There is enough information on IPv4 and IPv6 to fill an entire e-book – so we’re going to try and cover a very basic understanding of what IP is and how IPv4 and IPv6 fit into the grand scheme of things. If you have any additional specific questions, just leave a comment below and we’ll be happy to answer it!
What is Internet Protocol (IP)?
Internet Protocol is a communication standard, established to allow devices around the world to communicate with each other. It’s a relatively universal system, used to send pieces of data back and forth between two points on a network. It’s connectionless, in that you don’t need to have a direct physical connection between two machines in order for them to communicate. As long as each one knows the other’s address, the data can be transmitted along the network. Much like our roadway system: You don’t need a direct road from your house to your friend’s house, as long as you know the final address you can figure out how to get there along the way.
What is an IP Address?
You’re probably more familiar with the term IP Address, which is a set of numbers used to identify a particular machine on the internet.
The Internet Protocol is very similar to our FedEx/UPS/USPS Mailing systems. Your computer takes a piece of information, puts an IP address on it, and hands it off to its Router – which then ships it along the internet to its final destination. While there are some more complicated steps along the way, this is pretty much the basics of it.
Just like our mailing systems: You put a home address (IP Address) on a letter (piece of data) and drop it off at the Post Office (your router).
What is IPv4?
IPv4 stands for Internet Protocol version 4, and is the predominate version of IP used in routing packets of data across networks.
IPv4 uses a 32-bit addressing system that looks like this:
This format is probably one that we’re very familiar with in the IP world.
In essence, each machine connected to the internet or a network has an address that looks very similar to that. That unique address is what allows points along a network to identify and carry data back and forth.
Due to this addressing convention, there actually is a maximum number of IP addresses available in the entire world: 4,294,967,296 IP Addresses to be exact.
In February of 2011 – we actually ran out of available numbers. This “IP Exhaustion” was anticipated, and in the 1990s the IPv6 was developed and finally adapted around 2006.
What is IPv6?
IPv6 is similar in its purpose to IPv4, but uses a different numbering scheme in order to accommodate for many more IP Addresses.
That’s the number of addresses that are available using IPv6. No, I’ve never heard of that number either – but it’s apparently the number 340 with 36 zeroes after it. It looks like this…
Is That The Only Difference?
There are a lot of technical differences between how hardware handles the two different internet protocols – but the end result is pretty much the same.
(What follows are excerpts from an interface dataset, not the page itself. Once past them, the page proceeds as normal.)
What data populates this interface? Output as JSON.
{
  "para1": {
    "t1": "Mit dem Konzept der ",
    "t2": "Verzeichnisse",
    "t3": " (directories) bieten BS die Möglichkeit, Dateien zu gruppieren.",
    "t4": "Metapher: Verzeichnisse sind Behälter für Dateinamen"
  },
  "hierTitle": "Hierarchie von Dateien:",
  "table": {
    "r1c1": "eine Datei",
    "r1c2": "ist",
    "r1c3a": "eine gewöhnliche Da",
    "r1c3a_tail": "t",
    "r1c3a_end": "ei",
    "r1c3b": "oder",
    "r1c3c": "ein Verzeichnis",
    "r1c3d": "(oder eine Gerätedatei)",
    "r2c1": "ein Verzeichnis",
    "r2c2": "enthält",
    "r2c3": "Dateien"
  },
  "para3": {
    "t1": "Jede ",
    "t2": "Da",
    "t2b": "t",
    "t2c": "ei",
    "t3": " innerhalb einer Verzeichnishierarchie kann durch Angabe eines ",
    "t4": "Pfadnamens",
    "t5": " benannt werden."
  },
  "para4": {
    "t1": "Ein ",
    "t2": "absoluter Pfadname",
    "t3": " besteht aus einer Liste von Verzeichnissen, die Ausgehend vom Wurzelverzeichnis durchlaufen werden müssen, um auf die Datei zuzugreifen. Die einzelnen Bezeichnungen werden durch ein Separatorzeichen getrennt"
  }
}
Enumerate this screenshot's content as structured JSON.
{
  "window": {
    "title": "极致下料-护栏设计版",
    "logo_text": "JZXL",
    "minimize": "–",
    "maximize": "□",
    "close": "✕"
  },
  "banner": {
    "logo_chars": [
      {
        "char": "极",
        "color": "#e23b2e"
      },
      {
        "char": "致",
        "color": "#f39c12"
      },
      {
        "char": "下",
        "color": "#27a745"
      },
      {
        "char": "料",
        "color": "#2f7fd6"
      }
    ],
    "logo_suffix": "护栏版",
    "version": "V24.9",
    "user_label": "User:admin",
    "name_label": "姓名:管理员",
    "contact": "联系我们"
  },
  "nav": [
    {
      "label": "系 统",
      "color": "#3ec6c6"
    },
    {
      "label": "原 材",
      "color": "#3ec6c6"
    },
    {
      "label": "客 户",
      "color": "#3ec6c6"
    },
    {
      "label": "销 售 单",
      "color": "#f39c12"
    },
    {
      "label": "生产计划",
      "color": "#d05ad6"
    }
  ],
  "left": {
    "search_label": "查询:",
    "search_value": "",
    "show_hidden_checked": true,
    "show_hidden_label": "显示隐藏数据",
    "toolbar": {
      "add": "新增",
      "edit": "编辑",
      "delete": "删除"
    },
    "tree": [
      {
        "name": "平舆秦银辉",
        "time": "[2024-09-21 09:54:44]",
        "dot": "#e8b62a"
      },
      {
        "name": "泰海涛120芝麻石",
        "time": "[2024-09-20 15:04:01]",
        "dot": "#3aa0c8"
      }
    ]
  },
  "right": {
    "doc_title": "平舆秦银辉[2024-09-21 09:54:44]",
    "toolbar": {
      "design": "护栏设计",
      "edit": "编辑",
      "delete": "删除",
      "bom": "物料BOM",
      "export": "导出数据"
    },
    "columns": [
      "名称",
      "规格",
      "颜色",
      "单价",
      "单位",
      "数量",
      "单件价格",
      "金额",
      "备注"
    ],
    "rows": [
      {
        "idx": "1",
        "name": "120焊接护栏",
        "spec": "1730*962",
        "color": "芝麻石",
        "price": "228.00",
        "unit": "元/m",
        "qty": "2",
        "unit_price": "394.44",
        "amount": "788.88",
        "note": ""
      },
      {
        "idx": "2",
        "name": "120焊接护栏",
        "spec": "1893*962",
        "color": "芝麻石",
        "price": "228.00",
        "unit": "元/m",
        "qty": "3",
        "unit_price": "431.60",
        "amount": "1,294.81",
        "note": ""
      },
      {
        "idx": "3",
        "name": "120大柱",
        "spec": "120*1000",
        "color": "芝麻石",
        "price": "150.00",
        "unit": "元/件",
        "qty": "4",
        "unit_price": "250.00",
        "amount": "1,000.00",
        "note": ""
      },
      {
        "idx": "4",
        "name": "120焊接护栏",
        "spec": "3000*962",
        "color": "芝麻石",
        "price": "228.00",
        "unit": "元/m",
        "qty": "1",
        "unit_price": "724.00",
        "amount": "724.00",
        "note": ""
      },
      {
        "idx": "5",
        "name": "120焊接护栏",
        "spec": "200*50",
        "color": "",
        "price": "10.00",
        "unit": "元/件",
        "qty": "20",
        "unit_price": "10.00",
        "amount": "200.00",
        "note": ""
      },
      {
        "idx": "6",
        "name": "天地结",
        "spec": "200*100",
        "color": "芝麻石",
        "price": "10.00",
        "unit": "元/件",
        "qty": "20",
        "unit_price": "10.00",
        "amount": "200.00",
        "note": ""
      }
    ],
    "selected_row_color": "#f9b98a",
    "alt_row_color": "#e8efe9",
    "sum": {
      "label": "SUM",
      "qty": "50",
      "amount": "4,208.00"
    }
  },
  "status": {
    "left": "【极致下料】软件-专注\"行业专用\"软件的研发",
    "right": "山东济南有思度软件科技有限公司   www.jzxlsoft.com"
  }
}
For the scope of this post, we only really need to know that the difference is in the amount of addresses available.
A lot of new hardware is compatible with both IPv4 and IPv6, and I don’t think that IPv4 will ever cease to completely exist – but as new computers come on to the Internet, they’re going to have to start using IPv6, so there is an important function in knowing whether your company’s hardware is compatible with this. Check with the manufacturers of your Routers, Switches, Firewalls, SBCs and Computers to make sure that they can handle both IPv4 and IPv6.